This is a review of the main factors currently perceived as threats to the biodiversity of Amazonia. Deforestation and the expansion of the agricultural frontier go hand in hand within the context of occupation and land use in the region, followed by a hasty process of industrialization since the 1950s and, more recently, by a nation-wide attempt to adapt Brazil to economic globalization. Intensive agriculture and cattle-raising, lack of territorial planning, the monoculture of certain crops often promoted by official agencies, and the introduction of exotic species by cultivation are some of the factors affecting Amazonian biodiversity. There are still large gaps in knowledge that need to be dealt with for a better understanding of the local ecosystems so as to allow their preservation, but such investigation is subjected to manifold hindrances by misinformation, disinformation and sheer ignorance from the legal authorities and influential media.
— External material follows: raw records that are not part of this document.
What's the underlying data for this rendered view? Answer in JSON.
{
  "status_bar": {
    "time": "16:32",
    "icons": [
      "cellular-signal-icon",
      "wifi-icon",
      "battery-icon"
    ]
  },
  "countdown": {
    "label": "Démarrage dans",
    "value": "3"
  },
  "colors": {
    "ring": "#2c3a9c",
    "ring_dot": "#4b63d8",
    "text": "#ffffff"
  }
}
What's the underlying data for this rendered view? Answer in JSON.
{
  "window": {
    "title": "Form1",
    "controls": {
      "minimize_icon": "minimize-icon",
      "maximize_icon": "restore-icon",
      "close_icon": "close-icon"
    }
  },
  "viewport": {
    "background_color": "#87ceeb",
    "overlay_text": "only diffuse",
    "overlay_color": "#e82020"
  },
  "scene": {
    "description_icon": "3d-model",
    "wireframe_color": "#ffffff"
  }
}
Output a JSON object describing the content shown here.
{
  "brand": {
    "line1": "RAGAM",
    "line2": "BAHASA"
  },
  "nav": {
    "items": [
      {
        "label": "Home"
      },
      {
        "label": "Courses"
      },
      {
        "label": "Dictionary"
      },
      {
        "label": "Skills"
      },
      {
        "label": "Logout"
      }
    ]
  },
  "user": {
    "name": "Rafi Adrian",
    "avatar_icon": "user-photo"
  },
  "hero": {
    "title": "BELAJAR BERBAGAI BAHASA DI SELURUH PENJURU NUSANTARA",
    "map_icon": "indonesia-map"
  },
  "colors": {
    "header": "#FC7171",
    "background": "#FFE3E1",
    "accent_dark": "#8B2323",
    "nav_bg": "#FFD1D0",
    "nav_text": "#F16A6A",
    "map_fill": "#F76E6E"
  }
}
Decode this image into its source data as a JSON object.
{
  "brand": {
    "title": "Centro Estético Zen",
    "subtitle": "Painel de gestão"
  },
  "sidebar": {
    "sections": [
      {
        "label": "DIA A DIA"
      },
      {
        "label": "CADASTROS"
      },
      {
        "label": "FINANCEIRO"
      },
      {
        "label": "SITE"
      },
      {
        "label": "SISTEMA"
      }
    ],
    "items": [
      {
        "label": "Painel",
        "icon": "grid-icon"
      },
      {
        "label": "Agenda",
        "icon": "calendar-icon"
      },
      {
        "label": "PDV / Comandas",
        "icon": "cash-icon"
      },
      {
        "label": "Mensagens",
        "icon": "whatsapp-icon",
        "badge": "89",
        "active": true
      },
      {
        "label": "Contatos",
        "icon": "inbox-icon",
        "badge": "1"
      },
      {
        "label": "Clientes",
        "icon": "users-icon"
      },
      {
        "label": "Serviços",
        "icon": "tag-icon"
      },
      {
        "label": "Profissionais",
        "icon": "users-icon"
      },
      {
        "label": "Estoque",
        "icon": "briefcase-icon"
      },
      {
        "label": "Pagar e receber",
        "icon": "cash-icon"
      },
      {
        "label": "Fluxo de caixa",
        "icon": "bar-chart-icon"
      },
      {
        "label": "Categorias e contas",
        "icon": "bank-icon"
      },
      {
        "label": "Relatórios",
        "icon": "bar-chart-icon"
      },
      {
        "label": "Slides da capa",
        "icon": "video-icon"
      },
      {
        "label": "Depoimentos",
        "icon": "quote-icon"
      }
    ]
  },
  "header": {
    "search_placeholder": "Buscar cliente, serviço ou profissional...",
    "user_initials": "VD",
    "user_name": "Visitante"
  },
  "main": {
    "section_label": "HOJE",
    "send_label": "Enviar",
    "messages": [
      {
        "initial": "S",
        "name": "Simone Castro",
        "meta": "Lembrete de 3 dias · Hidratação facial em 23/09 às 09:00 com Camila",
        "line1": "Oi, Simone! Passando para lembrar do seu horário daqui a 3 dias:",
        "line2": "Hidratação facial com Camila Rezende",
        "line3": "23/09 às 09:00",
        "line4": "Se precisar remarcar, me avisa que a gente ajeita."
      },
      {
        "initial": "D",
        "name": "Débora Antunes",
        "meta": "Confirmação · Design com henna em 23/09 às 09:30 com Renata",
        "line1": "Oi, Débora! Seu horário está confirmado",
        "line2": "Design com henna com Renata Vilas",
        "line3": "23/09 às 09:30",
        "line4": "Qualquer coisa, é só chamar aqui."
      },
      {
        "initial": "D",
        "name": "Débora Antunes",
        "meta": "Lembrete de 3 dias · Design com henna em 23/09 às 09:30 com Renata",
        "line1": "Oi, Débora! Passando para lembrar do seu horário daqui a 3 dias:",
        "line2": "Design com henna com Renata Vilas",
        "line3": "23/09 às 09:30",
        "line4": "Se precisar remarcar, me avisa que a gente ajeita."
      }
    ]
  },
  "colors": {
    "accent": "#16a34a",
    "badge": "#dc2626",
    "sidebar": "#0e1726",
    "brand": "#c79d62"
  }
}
Data available for select groups of organisms indicate that the magnitude of the loss and waste of natural resources associated with deforestation is staggering, with estimated numbers of lost birds and primates being over ten times that of such animals illegally commercialized around the world in one year. The challenges to be met for an eventual reversal of this situation demand more systematic and concerted studies, the consolidation of new and existing research groups, and a call for a halt to activities depleting the Amazonian rainforest.
ASJC Scopus subject areas
- Agricultural and Biological Sciences(all)